* EXERCISE DETAILS
The word "chat" occurs in some lines of the data. Return each such line.

━━━━━━━━━━━━━━━━

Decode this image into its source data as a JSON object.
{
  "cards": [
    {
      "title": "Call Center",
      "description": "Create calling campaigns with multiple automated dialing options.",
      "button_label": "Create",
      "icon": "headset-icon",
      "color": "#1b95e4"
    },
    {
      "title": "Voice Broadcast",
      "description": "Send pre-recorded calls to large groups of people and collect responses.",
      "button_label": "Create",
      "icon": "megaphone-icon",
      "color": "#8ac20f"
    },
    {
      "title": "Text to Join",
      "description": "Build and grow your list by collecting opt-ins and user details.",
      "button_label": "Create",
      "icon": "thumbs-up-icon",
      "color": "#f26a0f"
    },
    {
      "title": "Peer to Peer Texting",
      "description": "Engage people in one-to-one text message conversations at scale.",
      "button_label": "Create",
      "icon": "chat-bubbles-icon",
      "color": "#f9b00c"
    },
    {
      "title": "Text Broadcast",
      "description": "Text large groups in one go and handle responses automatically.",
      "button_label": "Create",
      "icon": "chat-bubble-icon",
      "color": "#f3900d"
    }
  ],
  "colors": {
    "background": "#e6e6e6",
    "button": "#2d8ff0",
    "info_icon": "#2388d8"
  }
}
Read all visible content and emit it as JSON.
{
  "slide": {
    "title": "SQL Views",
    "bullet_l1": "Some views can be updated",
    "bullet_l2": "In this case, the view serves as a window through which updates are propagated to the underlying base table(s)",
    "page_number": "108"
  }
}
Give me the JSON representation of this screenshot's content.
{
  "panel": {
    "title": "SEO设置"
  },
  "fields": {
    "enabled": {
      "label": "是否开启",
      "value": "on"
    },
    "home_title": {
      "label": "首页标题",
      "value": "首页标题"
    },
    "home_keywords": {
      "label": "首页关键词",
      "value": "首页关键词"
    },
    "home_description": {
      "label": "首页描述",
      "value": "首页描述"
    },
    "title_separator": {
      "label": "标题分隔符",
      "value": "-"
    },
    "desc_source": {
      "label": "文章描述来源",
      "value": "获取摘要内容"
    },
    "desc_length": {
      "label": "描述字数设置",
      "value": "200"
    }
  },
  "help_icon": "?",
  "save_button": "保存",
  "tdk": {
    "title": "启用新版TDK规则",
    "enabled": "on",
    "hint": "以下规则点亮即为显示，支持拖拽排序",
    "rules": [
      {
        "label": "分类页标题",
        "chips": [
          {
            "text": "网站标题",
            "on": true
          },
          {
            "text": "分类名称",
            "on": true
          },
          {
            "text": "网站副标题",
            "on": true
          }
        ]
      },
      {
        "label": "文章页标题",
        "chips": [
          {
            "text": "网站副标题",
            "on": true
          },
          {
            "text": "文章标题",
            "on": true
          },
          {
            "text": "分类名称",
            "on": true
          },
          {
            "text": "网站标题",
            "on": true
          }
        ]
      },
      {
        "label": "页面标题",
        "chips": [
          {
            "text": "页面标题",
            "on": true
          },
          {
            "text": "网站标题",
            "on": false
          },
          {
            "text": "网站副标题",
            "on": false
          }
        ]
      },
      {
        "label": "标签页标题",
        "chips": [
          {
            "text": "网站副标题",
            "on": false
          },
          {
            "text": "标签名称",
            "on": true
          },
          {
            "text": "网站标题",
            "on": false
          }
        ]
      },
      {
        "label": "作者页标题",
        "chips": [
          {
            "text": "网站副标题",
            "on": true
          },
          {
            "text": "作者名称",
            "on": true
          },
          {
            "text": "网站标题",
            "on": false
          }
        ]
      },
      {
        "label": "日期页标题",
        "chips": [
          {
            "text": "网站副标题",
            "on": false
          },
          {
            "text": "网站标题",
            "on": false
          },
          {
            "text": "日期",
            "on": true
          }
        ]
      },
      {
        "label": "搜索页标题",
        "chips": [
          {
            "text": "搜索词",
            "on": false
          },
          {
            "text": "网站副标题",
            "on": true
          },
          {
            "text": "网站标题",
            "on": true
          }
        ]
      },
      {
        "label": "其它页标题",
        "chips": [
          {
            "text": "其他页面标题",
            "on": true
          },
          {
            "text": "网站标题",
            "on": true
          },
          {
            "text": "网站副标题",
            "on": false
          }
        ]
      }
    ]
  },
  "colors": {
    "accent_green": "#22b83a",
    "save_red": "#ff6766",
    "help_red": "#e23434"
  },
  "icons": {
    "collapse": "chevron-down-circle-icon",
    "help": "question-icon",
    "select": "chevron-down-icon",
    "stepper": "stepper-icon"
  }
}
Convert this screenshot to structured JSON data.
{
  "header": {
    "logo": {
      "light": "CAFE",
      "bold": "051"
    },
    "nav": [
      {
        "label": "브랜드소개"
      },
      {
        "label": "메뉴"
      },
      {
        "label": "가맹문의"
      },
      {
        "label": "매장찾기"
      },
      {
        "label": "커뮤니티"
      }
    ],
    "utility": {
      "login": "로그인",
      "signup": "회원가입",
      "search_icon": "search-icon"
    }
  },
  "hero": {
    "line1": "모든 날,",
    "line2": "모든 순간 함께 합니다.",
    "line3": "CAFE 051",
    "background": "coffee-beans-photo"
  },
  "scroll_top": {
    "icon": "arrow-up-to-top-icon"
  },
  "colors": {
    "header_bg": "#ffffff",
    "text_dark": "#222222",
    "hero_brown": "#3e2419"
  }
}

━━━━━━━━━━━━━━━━

* EXERCISE OUTPUT
      "icon": "chat-bubbles-icon",
      "icon": "chat-bubble-icon",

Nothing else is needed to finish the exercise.